Whenever Abel Valenzuela Jr. gets his car washed, he puts on what he calls his “thinking cap” and observes how car washers, usually Latin American immigrants, go about their back-breaking work. A professor of Chicano/a studies and urban planning and director of UCLA’s Center for the Study of Urban Poverty, Valenzuela's latest research project revolves around the working conditions of car wash establishments in Los Angeles.
“For several years now, there has been a campaign to organize these workers, who face some of the worst conditions in the workplace,” Valenzuela said, explaining that because of this activism car wash owners are leery of their workers talking to researchers — or any outsiders. Interviewing workers who might not have legal documents, or who labor in restricted or closely monitored workplaces, has become Valenzuela’s research specialty.
'On the Corner: Day Labor in the United States'
Valenzuela is one of the authors of “On the Corner: Day Labor in the United States,” the first national analysis of immigrant, mostly undocumented, day laborers, or jornaleros, which offers the most comprehensive and reliable portrait of these workers to date. He has briefed Senate and congressional staffers and analysts at the House of Representatives, impressing on them the need for a reasoned, instead of emotional, debate about the causes behind the phenomenon of day labor.
As an American-born son of Mexican immigrants who realized the American Dream, the young Valenzuela learned through his parent’s example the virtue of hard work and helping others. Years later, he became academically obsessed with jornaleros while pursuing postdoctoral studies at UC Berkeley. The trigger: an article about day laborers in the San Francisco Chronicle.

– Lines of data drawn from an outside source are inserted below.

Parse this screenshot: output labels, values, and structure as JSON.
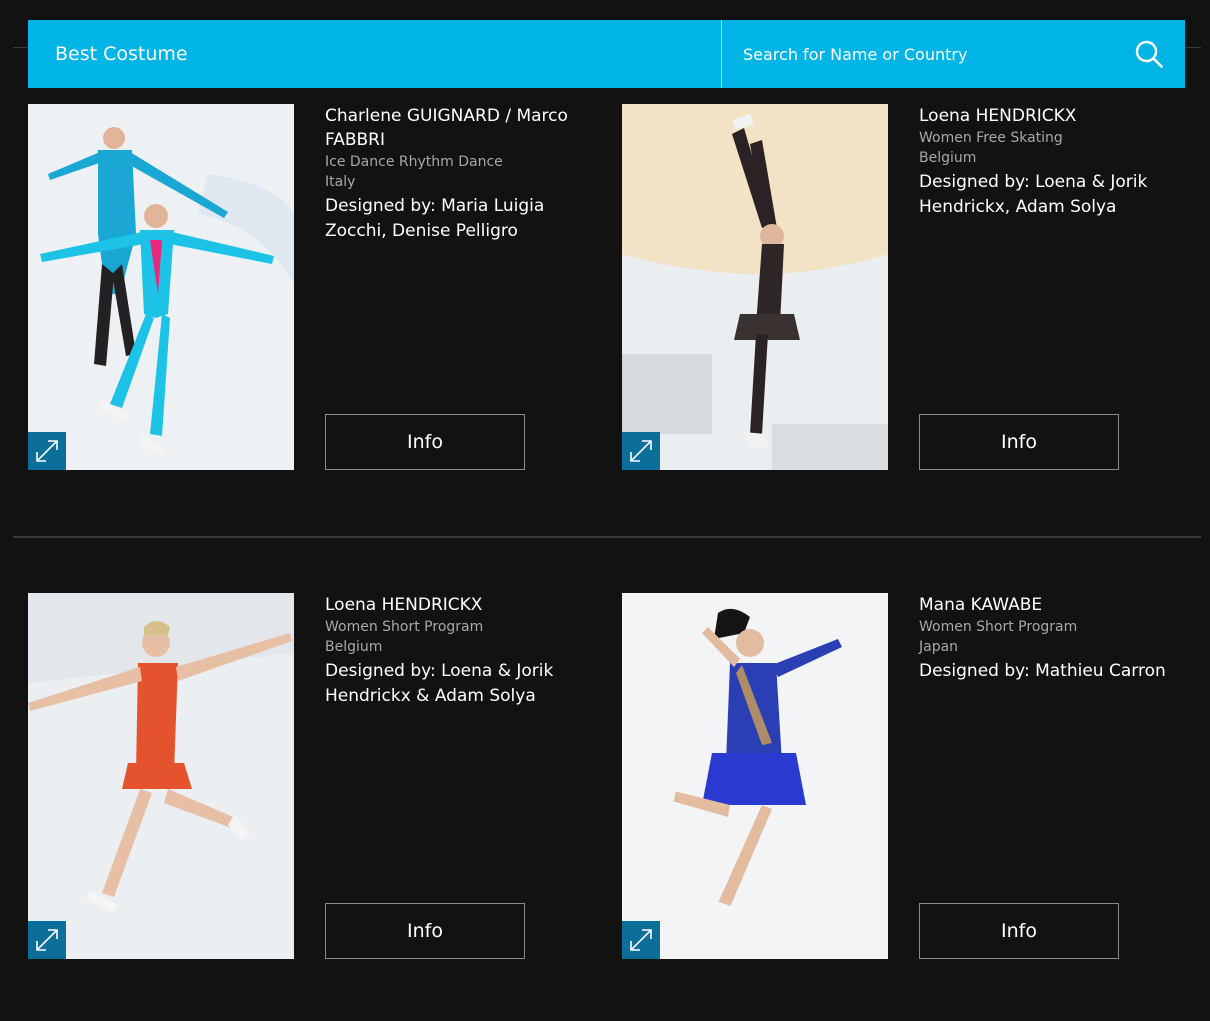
{
  "header": {
    "title": "Best Costume",
    "search_placeholder": "Search for Name or Country"
  },
  "cards": [
    {
      "name": "Charlene GUIGNARD / Marco FABBRI",
      "category": "Ice Dance Rhythm Dance",
      "country": "Italy",
      "designer": "Designed by: Maria Luigia Zocchi, Denise Pelligro",
      "info_label": "Info"
    },
    {
      "name": "Loena HENDRICKX",
      "category": "Women Free Skating",
      "country": "Belgium",
      "designer": "Designed by: Loena & Jorik Hendrickx, Adam Solya",
      "info_label": "Info"
    },
    {
      "name": "Loena HENDRICKX",
      "category": "Women Short Program",
      "country": "Belgium",
      "designer": "Designed by: Loena & Jorik Hendrickx & Adam Solya",
      "info_label": "Info"
    },
    {
      "name": "Mana KAWABE",
      "category": "Women Short Program",
      "country": "Japan",
      "designer": "Designed by: Mathieu Carron",
      "info_label": "Info"
    }
  ],
  "icons": {
    "search": "search-icon",
    "expand": "expand-icon"
  },
  "colors": {
    "accent": "#00b4e6",
    "expand_badge": "#0b6f99",
    "background": "#121212"
  }
}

“It was mostly pejorative — local residents complaining about these men,” Valenzuela recalled. “I read the article and thought to myself, ‘Wow, I remember those guys hanging out in front of the Standard Brand paint store . . . and I used to wonder what they were doing, hanging out in painter pants. I remembered my mother saying, ‘Oh, they’re just waiting for work.’”

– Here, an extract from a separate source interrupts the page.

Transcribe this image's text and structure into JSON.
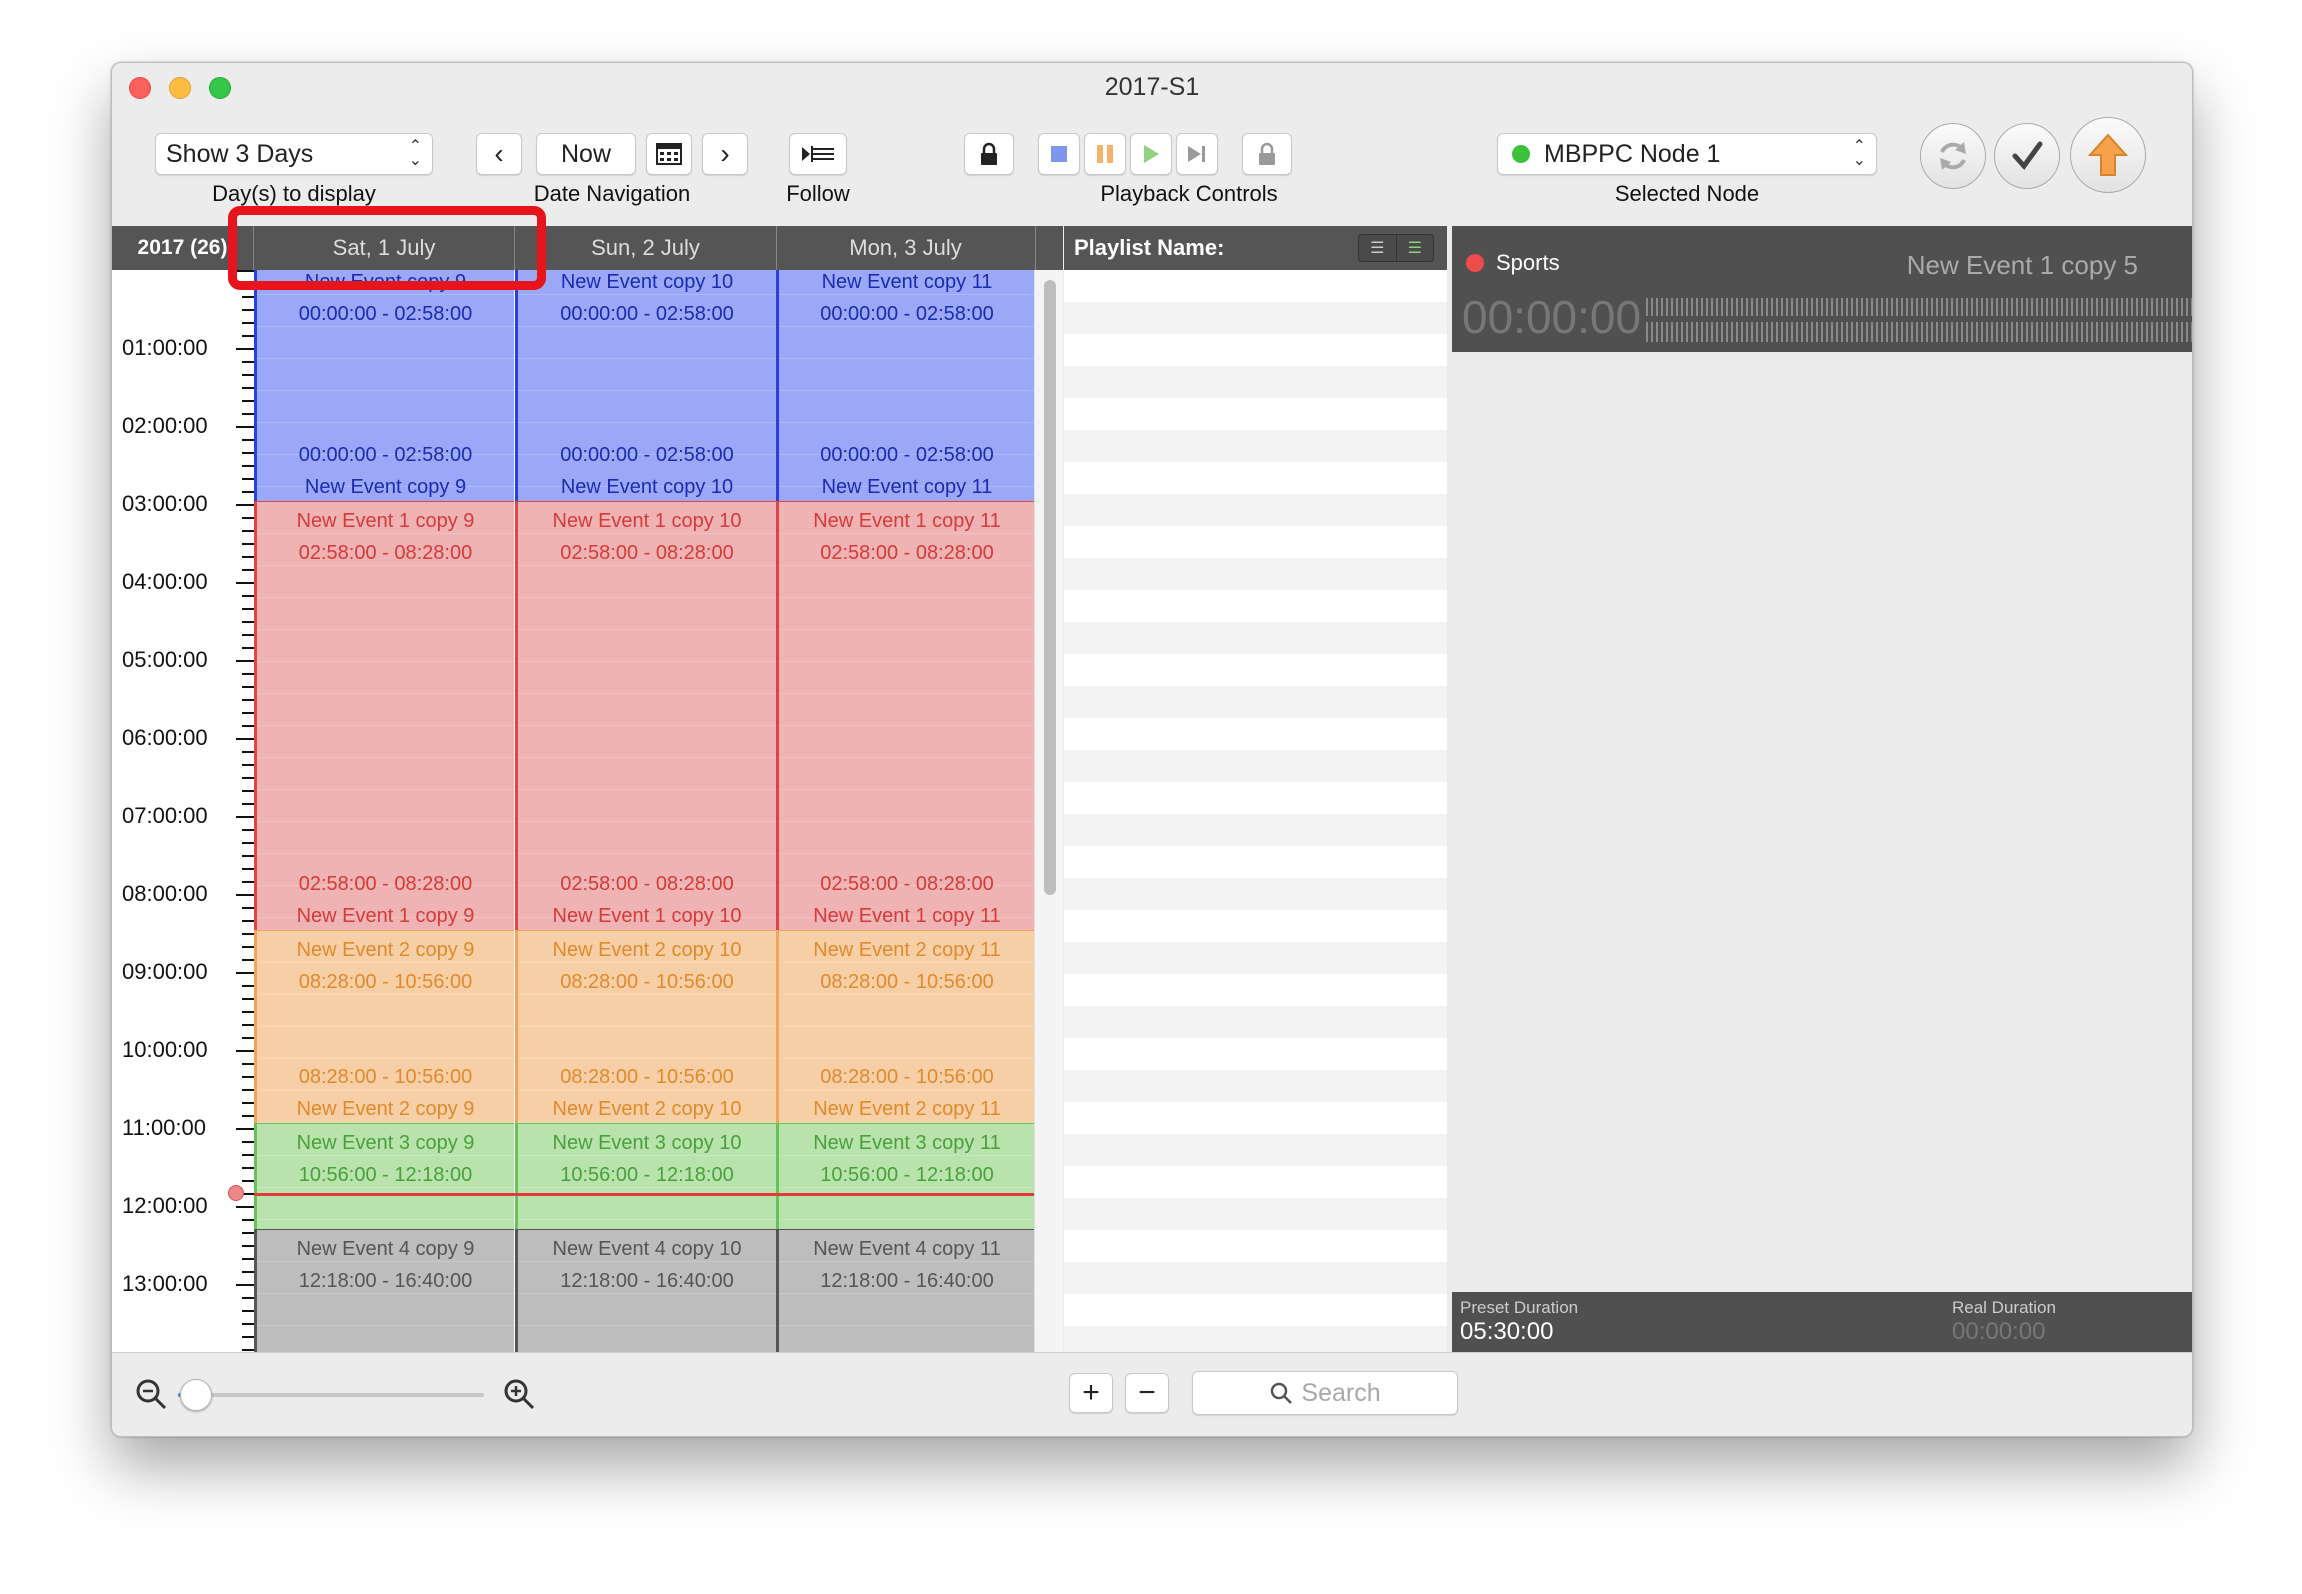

Valenzuela was surprised to discover that there was no academic literature about day laborers. “. . . I knew I had stumbled across a topic that nobody else had studied,” he recalled. “And that’s a highly valued commodity, because it meant that I would be the first to make a major scholarly contribution in this area and hopefully improving worker lives.”

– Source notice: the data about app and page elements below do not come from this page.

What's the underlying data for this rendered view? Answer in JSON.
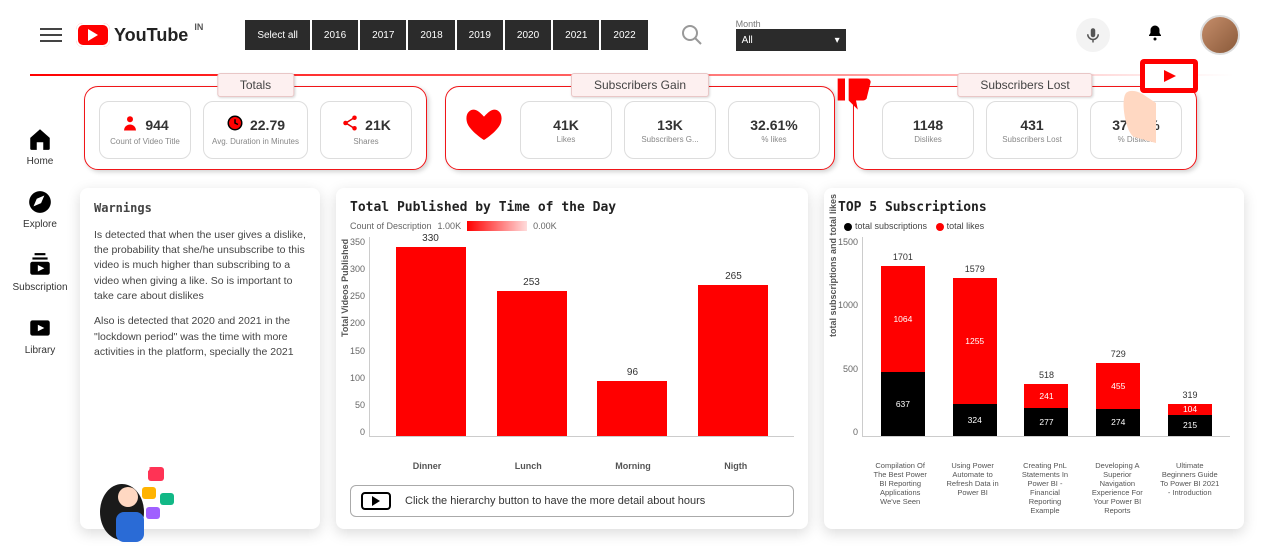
{
  "header": {
    "brand": "YouTube",
    "region": "IN",
    "years_select_all": "Select all",
    "years": [
      "2016",
      "2017",
      "2018",
      "2019",
      "2020",
      "2021",
      "2022"
    ],
    "month_label": "Month",
    "month_value": "All"
  },
  "rail": {
    "home": "Home",
    "explore": "Explore",
    "subscription": "Subscription",
    "library": "Library"
  },
  "totals": {
    "title": "Totals",
    "count_value": "944",
    "count_label": "Count of Video Title",
    "dur_value": "22.79",
    "dur_label": "Avg. Duration in Minutes",
    "shares_value": "21K",
    "shares_label": "Shares"
  },
  "gain": {
    "title": "Subscribers Gain",
    "likes_value": "41K",
    "likes_label": "Likes",
    "subs_value": "13K",
    "subs_label": "Subscribers G...",
    "pct_value": "32.61%",
    "pct_label": "% likes"
  },
  "lost": {
    "title": "Subscribers Lost",
    "dislikes_value": "1148",
    "dislikes_label": "Dislikes",
    "subs_value": "431",
    "subs_label": "Subscribers Lost",
    "pct_value": "37.54%",
    "pct_label": "% Dislikes"
  },
  "warnings": {
    "title": "Warnings",
    "p1": "Is detected that when the user gives a dislike, the probability that she/he unsubscribe to this video is much higher than subscribing to a video when giving a like. So is important to take care about dislikes",
    "p2": "Also is detected that 2020 and 2021 in the \"lockdown period\" was the time with more activities in the platform, specially the 2021"
  },
  "timechart": {
    "title": "Total Published by Time of the Day",
    "legend_measure": "Count of Description",
    "legend_max": "1.00K",
    "legend_min": "0.00K",
    "ylabel": "Total Videos Published",
    "foot": "Click the hierarchy button to  have the more  detail about hours"
  },
  "topchart": {
    "title": "TOP 5 Subscriptions",
    "legend_subs": "total subscriptions",
    "legend_likes": "total likes",
    "ylabel": "total subscriptions and total likes"
  },
  "chart_data": [
    {
      "type": "bar",
      "name": "Total Published by Time of the Day",
      "ylabel": "Total Videos Published",
      "categories": [
        "Dinner",
        "Lunch",
        "Morning",
        "Nigth"
      ],
      "values": [
        330,
        253,
        96,
        265
      ],
      "ylim": [
        0,
        350
      ],
      "yticks": [
        0,
        50,
        100,
        150,
        200,
        250,
        300,
        350
      ]
    },
    {
      "type": "bar",
      "name": "TOP 5 Subscriptions",
      "stacked": true,
      "ylabel": "total subscriptions and total likes",
      "categories": [
        "Compilation Of The Best Power BI Reporting Applications We've Seen",
        "Using Power Automate to Refresh Data in Power BI",
        "Creating PnL Statements In Power BI - Financial Reporting Example",
        "Developing A Superior Navigation Experience For Your Power BI Reports",
        "Ultimate Beginners Guide To Power BI 2021 - Introduction"
      ],
      "series": [
        {
          "name": "total subscriptions",
          "color": "#000000",
          "values": [
            637,
            324,
            277,
            274,
            215
          ]
        },
        {
          "name": "total likes",
          "color": "#ff0000",
          "values": [
            1064,
            1255,
            241,
            455,
            104
          ]
        }
      ],
      "totals": [
        1701,
        1579,
        518,
        729,
        319
      ],
      "ylim": [
        0,
        2000
      ],
      "yticks": [
        0,
        500,
        1000,
        1500
      ]
    }
  ]
}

Challenging perceptions with data
His work has enabled Valenzuela to “demystify common misperceptions of a certain type of worker, somebody who works in a public corner and is likely to be without papers but who is also a family man, a hard worker, a churchgoer,” he said. “All of that contributes in a small way to changing the discourse over these workers and their search for work.”
In particular, Valenzuela’s scholarship has busted the widespread but misplaced belief that jornaleros are outsiders. His data show that the vast majority of day laborers live in or near the neighborhoods where they look for work. The finding has helped transform a volatile immigrant issue into an urgent topic for communities to address.
Valenzuela has been studying jornaleros for at least 12 of the 17 years that he has been teaching at UCLA. Although he considers himself “an expert on who these workers are,” there have been moments when his scholarship has proved inadequate.
“How are you doing?” he once casually asked a jornalero in Washington, D.C. “The worker paused, and then tears welled up in his eyes, and he started crying,” Valenzuela recalled of his encounter six years ago.
It turned out the man hadn’t seen his wife and kids for three years. “Here he was, 3,000 miles away from them, searching for work on the streets of America,” recalled Valenzuela. “I was stunned — my pain in seeing him cry was incomparable to what he was going through.”
Adapted from a longer story by Ajay Singh in UCLA Today. See the complete story.